|Title:||Myopia produced in young chicks by intermittent minimal form visual deprivation--can spectacles cause myopia?|
|Citation:||Chew, S.J., Balakrishnan, V. (1992-10). Myopia produced in young chicks by intermittent minimal form visual deprivation--can spectacles cause myopia?. Singapore Medical Journal 33 (5) : 489-492. ScholarBank@NUS Repository.|
|Abstract:||Spectacle use has been postulated to aggravate or cause human myopia. Form visual deprivation, by complete full-time occlusion or refractive lenses, has been demonstrated to cause axial myopia in animals. We raised young chicks in conditions which closely approximate plano spectacle wear in humans. In addition, we sought to achieve more physiological conditions of form deprivation. Nine newborn chicks were raised with intermittent monocular visual deprivation and their eye growth and refraction monitored by retinoscopy, ultrasonic A-scan biometry and with a travelling microscope. After hatching, the nictitating membranes were sutured for 3-4 days. This was followed by a transparent plano plastic cover over the same eye for 3-4 days per week. After 3 weeks, the manipulated eyes were more myopic (mean refraction -0.72 D, axial length 13.11 mm) than fellow eyes (+0.83 D, 11.99 mm) (p < 0.05 and p < 0.01 respectively). These results suggest that the chick eye is exquisitely sensitive to disturbances in the visual environment; intermittent minimal manipulation by conditions simulating spectacle wear in man was myopiagenic. It is postulated that spectacles can cause form visual deprivation of foveal and nonfoveal neurons (and hence myopia) by reducing luminance and contrast, chromatic and spherical aberration (in nonfoveal neurons) and restriction and distortion from the frame.|
|Source Title:||Singapore Medical Journal|
|Appears in Collections:||Staff Publications|
Show full item record
Files in This Item:
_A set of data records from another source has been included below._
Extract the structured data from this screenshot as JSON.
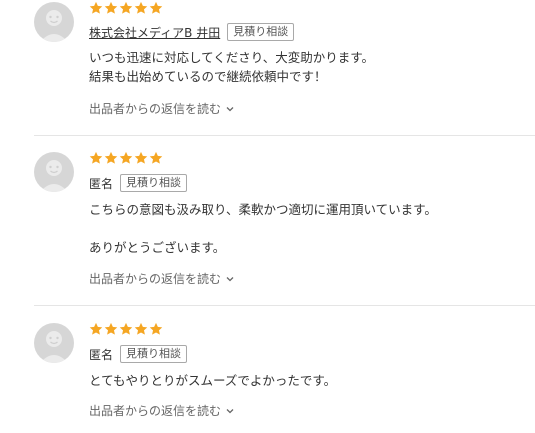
{
  "reviews": [
    {
      "rating": 5,
      "reviewer": "株式会社メディアB 井田",
      "badge": "見積り相談",
      "body": "いつも迅速に対応してくださり、大変助かります。\n結果も出始めているので継続依頼中です！",
      "reply_link": "出品者からの返信を読む"
    },
    {
      "rating": 5,
      "reviewer": "匿名",
      "badge": "見積り相談",
      "body": "こちらの意図も汲み取り、柔軟かつ適切に運用頂いています。\n\nありがとうございます。",
      "reply_link": "出品者からの返信を読む"
    },
    {
      "rating": 5,
      "reviewer": "匿名",
      "badge": "見積り相談",
      "body": "とてもやりとりがスムーズでよかったです。",
      "reply_link": "出品者からの返信を読む"
    }
  ],
  "colors": {
    "star": "#f5a623",
    "avatar": "#d6d6d6",
    "divider": "#e5e5e5"
  },
  "icons": {
    "star": "star-icon",
    "avatar": "user-avatar-icon",
    "reply_chevron": "chevron-down-icon"
  }
}
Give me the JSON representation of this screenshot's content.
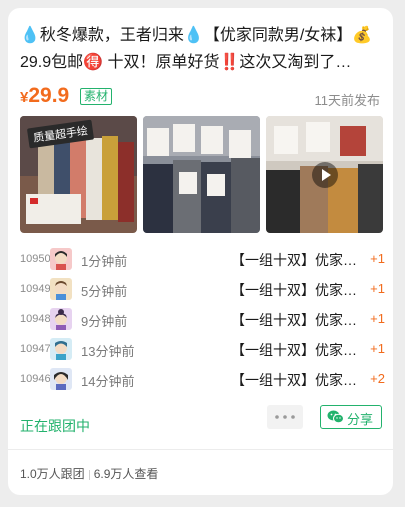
{
  "post": {
    "title": "💧秋冬爆款，王者归来💧【优家同款男/女袜】💰29.9包邮🉐 十双！原单好货‼️这次又淘到了…",
    "price_currency": "¥",
    "price_value": "29.9",
    "tag": "素材",
    "published": "11天前发布",
    "thumbnail_label": "质量超手绘"
  },
  "orders": [
    {
      "id": "10950",
      "time": "1分钟前",
      "title": "【一组十双】优家同款男/女袜",
      "qty": "+1"
    },
    {
      "id": "10949",
      "time": "5分钟前",
      "title": "【一组十双】优家同款男/女袜",
      "qty": "+1"
    },
    {
      "id": "10948",
      "time": "9分钟前",
      "title": "【一组十双】优家同款男/女袜",
      "qty": "+1"
    },
    {
      "id": "10947",
      "time": "13分钟前",
      "title": "【一组十双】优家同款男/女袜",
      "qty": "+1"
    },
    {
      "id": "10946",
      "time": "14分钟前",
      "title": "【一组十双】优家同款男/女袜",
      "qty": "+2"
    }
  ],
  "footer": {
    "status": "正在跟团中",
    "share_label": "分享",
    "followers": "1.0万人跟团",
    "views": "6.9万人查看"
  },
  "colors": {
    "accent": "#23b26d",
    "price": "#f26b1d"
  }
}
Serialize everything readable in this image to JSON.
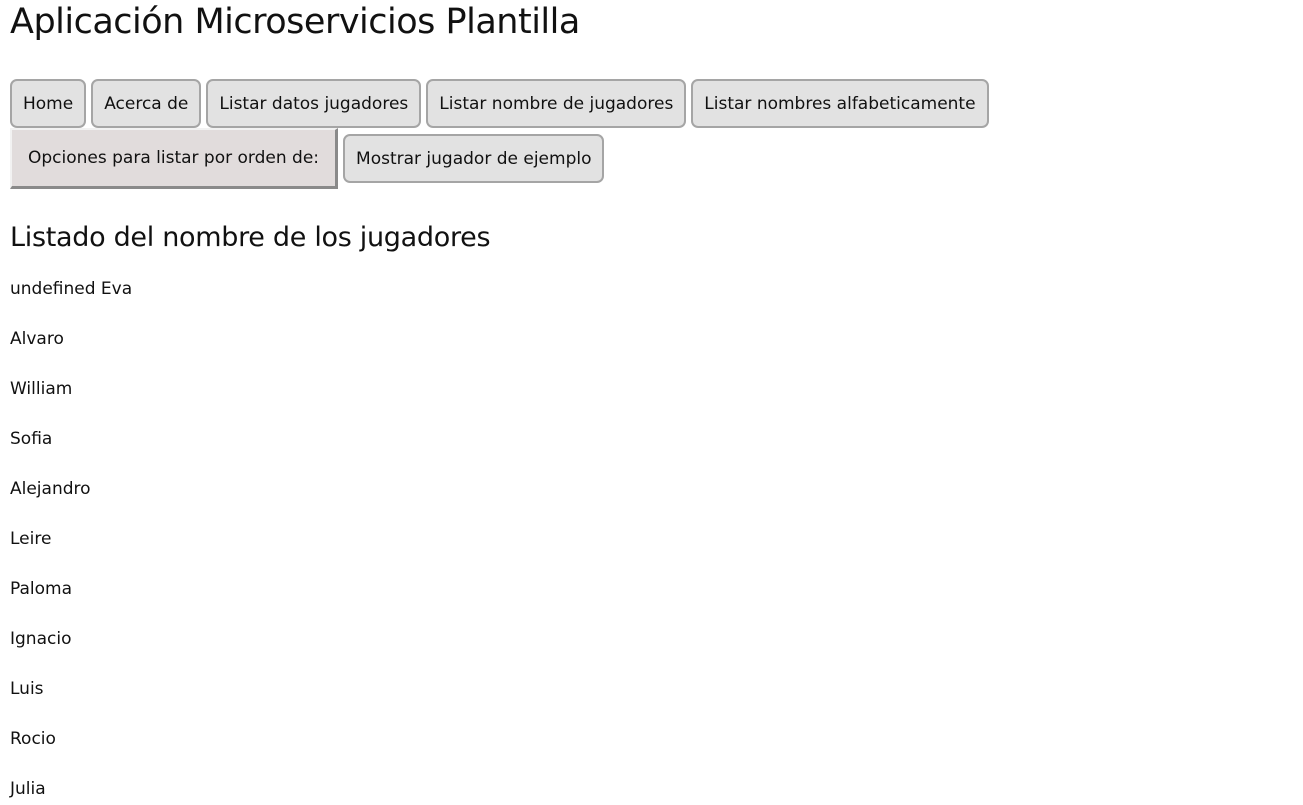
{
  "app": {
    "title": "Aplicación Microservicios Plantilla"
  },
  "nav": {
    "items": [
      {
        "label": "Home"
      },
      {
        "label": "Acerca de"
      },
      {
        "label": "Listar datos jugadores"
      },
      {
        "label": "Listar nombre de jugadores"
      },
      {
        "label": "Listar nombres alfabeticamente"
      },
      {
        "label": "Opciones para listar por orden de:"
      },
      {
        "label": "Mostrar jugador de ejemplo"
      }
    ]
  },
  "main": {
    "title": "Listado del nombre de los jugadores",
    "players": [
      "undefined Eva",
      "Alvaro",
      "William",
      "Sofia",
      "Alejandro",
      "Leire",
      "Paloma",
      "Ignacio",
      "Luis",
      "Rocio",
      "Julia"
    ]
  },
  "colors": {
    "button_background": "#e2e2e2",
    "button_border": "#a5a5a5",
    "dropdown_background": "#e1dcdc",
    "text": "#111111",
    "page_background": "#ffffff"
  }
}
There are no files associated with this item.
checked on Jan 11, 2019
Items in DSpace are protected by copyright, with all rights reserved, unless otherwise indicated.